Sec. 237. Filling vacancies in the Senate. Senator Rebecca L. Felton, appointed during the recess of the Senate on October 3, 1922, to fill a vacancy, was the first woman to sit in the Senate (VI, 156). Senator Walter F. George was elected to fill the vacancy on Novem- ber 7, 1922. Mrs. Felton took the oath of office on November 21, 1922, and Senator George took the oath November 22, 1922 (VI, 156). Discussion as to the term of service of a Senator appointed by a State executive to fill a vacancy (VI, 156).

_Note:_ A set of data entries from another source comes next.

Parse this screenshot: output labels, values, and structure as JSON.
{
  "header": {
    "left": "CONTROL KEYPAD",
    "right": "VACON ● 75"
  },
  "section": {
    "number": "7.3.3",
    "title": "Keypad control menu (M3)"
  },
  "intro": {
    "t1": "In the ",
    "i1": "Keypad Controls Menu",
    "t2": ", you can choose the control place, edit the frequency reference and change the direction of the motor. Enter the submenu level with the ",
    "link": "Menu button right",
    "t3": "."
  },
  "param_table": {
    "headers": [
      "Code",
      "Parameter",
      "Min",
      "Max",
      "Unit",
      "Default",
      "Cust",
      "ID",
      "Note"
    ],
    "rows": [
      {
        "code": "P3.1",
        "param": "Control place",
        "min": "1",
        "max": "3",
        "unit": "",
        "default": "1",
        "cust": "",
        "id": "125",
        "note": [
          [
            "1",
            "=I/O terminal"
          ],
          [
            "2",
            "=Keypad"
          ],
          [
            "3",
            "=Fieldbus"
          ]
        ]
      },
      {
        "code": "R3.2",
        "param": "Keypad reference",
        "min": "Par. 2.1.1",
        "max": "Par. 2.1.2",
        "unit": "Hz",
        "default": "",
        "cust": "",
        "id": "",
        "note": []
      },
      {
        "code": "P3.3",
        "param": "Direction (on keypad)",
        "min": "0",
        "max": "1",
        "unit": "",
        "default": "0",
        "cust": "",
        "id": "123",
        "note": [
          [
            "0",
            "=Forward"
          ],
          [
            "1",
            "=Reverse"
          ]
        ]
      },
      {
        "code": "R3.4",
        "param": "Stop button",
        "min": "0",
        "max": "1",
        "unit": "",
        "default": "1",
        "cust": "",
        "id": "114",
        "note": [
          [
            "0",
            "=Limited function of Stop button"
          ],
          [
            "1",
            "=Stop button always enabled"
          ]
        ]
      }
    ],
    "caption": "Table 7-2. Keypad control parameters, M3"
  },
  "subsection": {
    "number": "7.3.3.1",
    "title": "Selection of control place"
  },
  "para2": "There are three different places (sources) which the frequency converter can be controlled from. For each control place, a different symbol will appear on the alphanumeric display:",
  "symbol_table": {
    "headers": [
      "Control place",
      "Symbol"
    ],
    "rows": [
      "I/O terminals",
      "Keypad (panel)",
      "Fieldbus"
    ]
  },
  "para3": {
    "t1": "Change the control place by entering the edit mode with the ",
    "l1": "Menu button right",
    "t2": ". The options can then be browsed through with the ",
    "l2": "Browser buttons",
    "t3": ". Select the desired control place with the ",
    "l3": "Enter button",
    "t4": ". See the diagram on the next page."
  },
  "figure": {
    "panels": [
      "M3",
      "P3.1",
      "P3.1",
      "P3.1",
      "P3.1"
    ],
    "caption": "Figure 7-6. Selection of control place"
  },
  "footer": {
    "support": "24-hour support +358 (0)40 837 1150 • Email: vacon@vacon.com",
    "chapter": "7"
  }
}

Sec. 238. Qualifications of electors. The right of an elector to vote for a Senator is fundamentally derived from the United States Constitution (United States v. Aczel 219 F.2d 917 (1915)) and may not be denied in a discriminatory fashion (Chapman v. King, 154 F.2d 460 (1946), cert. denied, 327 U.S. 800 (1946); Forssenius v. Harman, 235 F. Supp. 66 (1964), aff'd., 380 U.S. 529 (1965)).